Now, please don’t read anything into my tone; as a proud Cornellian, I have to say we do a fairly good job at being critical about what is sustainable and what is just clever marketing. That said, the rest of the world has set the bar rather low for us. I’ve always thought it a bit ironic that in a culture as consumptive as ours that the word “sustainable” should be much a part of the popular lexicon.

Offering a lecture entitled “Pittsburgh as People and Place,” Mr. Ziegler didn’t come to Cornell to address sustainability. Whether he intended it or not, though, he hit it head-on.

A dean in the art and science of saving places, Arthur’s work has proceeded with the understanding that any plan or policy that is ultimately successful—that is, “sustainable” beyond the buzzword—is by necessity not just ecologically conscious but equally importantly socially just and economically responsible.

As Mr. Zielger has shown, these principles are not roadblocks but stepping stones. Using them, he has led his Pittsburgh History and Landmarks Foundation from an inauspicious start—a slide projector, a brochure, and $750 in 1964—to a multi-million-dollar preservation powerhouse in 2009.

Promoting historic preservation as an effective means to create affordable housing, healthy neighborhoods, and economic development, Mr. Ziegler founded the PHLF to combat urban renewal policies that literally and spiritually devastated much of Pittsburgh. Displacing thousands of residents over several decades, a “clear-cutting” renewal policy in the era before the PHLF left Pittsburgh one of the most segregated cities in America.

Through the PHLF, Ziegler spearheaded the first urban renewal program in the nation that used urban development monies for preservation rather than demolition. PHLF’s Manchester neighborhood project was the first urban renewal project to create a preservation district within a predominantly African-American neighborhood and the first to be administered by the residents themselves.

It is unique in that it preserved the neighborhood both architecturally and culturally, simultaneously avoiding both further blight and gentrification. Indeed, Mr. Ziegler’s work has been as much about social justice for disenfranchised populations as it has been preserving important places.

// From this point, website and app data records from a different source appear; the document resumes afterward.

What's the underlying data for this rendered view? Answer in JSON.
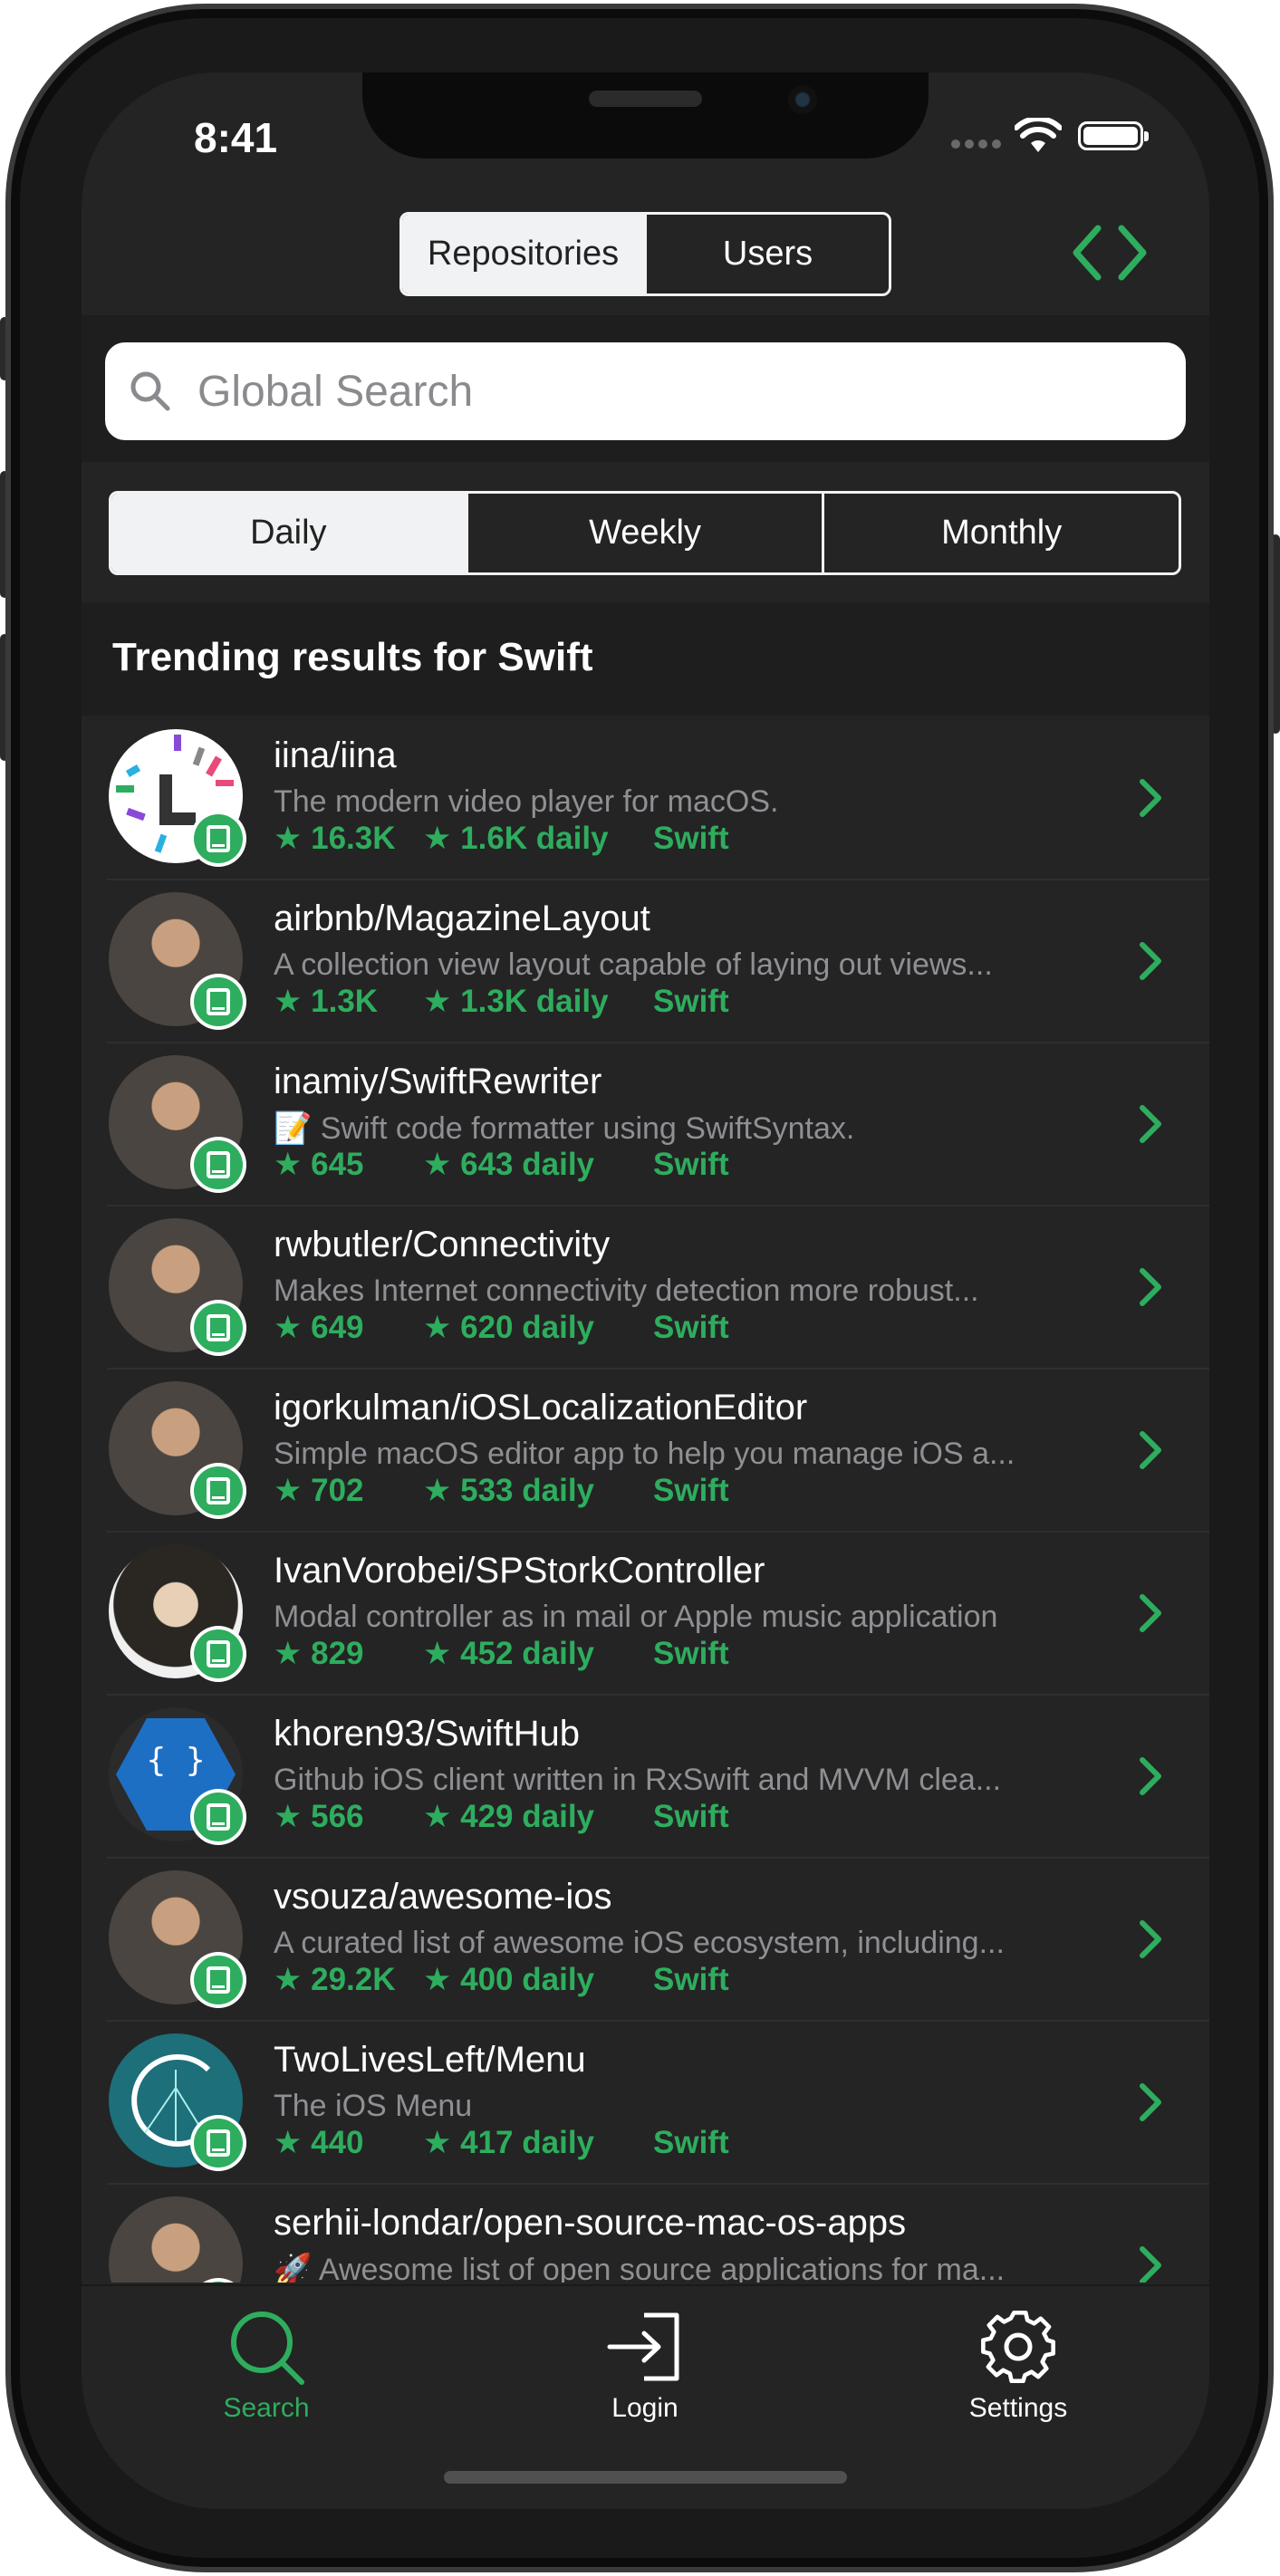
{
  "status_bar": {
    "time": "8:41"
  },
  "top_segment": {
    "options": [
      "Repositories",
      "Users"
    ],
    "selected": "Repositories"
  },
  "search": {
    "placeholder": "Global Search"
  },
  "period_segment": {
    "options": [
      "Daily",
      "Weekly",
      "Monthly"
    ],
    "selected": "Daily"
  },
  "section": {
    "title": "Trending results for Swift"
  },
  "colors": {
    "accent": "#2ead5e",
    "background": "#242424",
    "secondary_text": "#8f8f94"
  },
  "repositories": [
    {
      "name": "iina/iina",
      "description": "The modern video player for macOS.",
      "stars": "16.3K",
      "daily": "1.6K daily",
      "language": "Swift",
      "avatar": "iina-logo"
    },
    {
      "name": "airbnb/MagazineLayout",
      "description": "A collection view layout capable of laying out views...",
      "stars": "1.3K",
      "daily": "1.3K daily",
      "language": "Swift",
      "avatar": "user-photo"
    },
    {
      "name": "inamiy/SwiftRewriter",
      "description": "📝 Swift code formatter using SwiftSyntax.",
      "stars": "645",
      "daily": "643 daily",
      "language": "Swift",
      "avatar": "user-photo"
    },
    {
      "name": "rwbutler/Connectivity",
      "description": "Makes Internet connectivity detection more robust...",
      "stars": "649",
      "daily": "620 daily",
      "language": "Swift",
      "avatar": "user-photo"
    },
    {
      "name": "igorkulman/iOSLocalizationEditor",
      "description": "Simple macOS editor app to help you manage iOS a...",
      "stars": "702",
      "daily": "533 daily",
      "language": "Swift",
      "avatar": "user-photo"
    },
    {
      "name": "IvanVorobei/SPStorkController",
      "description": "Modal controller as in mail or Apple music application",
      "stars": "829",
      "daily": "452 daily",
      "language": "Swift",
      "avatar": "user-illustration"
    },
    {
      "name": "khoren93/SwiftHub",
      "description": "Github iOS client written in RxSwift and MVVM clea...",
      "stars": "566",
      "daily": "429 daily",
      "language": "Swift",
      "avatar": "developer-logo"
    },
    {
      "name": "vsouza/awesome-ios",
      "description": "A curated list of awesome iOS ecosystem, including...",
      "stars": "29.2K",
      "daily": "400 daily",
      "language": "Swift",
      "avatar": "user-photo"
    },
    {
      "name": "TwoLivesLeft/Menu",
      "description": "The iOS Menu",
      "stars": "440",
      "daily": "417 daily",
      "language": "Swift",
      "avatar": "c-logo"
    },
    {
      "name": "serhii-londar/open-source-mac-os-apps",
      "description": "🚀 Awesome list of open source applications for ma...",
      "stars": "",
      "daily": "",
      "language": "",
      "avatar": "user-photo"
    }
  ],
  "tab_bar": {
    "items": [
      {
        "label": "Search",
        "icon": "search-icon",
        "active": true
      },
      {
        "label": "Login",
        "icon": "login-icon",
        "active": false
      },
      {
        "label": "Settings",
        "icon": "gear-icon",
        "active": false
      }
    ]
  }
}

“To preserve an historic building is to save an artifact. To preserve an historic neighborhood is to save a way of living,” said Mark Fatla, executive director of Pittsburgh’s Northside Leadership Conference. “Arthur understood this far better than anyone else, and far sooner than anyone else. He has succeeded at it far longer than anyone else,” he continued.

This is a crucial aspect to sustainability that mere “green building” absent historic preservation cannot accommodate. Just as we question the “greenness” of any building whose construction sends another building to a landfill, we must question the social justice of “revitalization” that razes neighborhoods or displaces its residents.

The upheaval and social disorder following in the wake of Pittsburgh’s urban renewal suggest that the sort of “root shock” caused by aggressive demolition in minority neighborhoods should be every bit as distressing to planners as the targeting of such neighborhoods for locally unwanted land uses.

Insensitive re-development makes even less sense when, as Mr. Ziegler’s work has shown, preservation is a smarter economic bet in the long run. Emblematic of PHLF’s success in using historic preservation as an instrument of economic revitalization, its adaptive re-use of a former rail terminal facility at Station Square had the lowest public cost and highest taxpayer return of any major renewal project in the Pittsburgh region since the 1950s. With over three million visitors each year, Station Square generates over six million dollars annually in tax revenue.

“Arthur always keeps his eye on what will work for the people of a place and what PHLF can bring to assist them. This is the beginning of his secret, “said Peter Brink of the National Trust for Historic Preservation.

I thank Mr. Ziegler for sharing a bit more of that secret with us.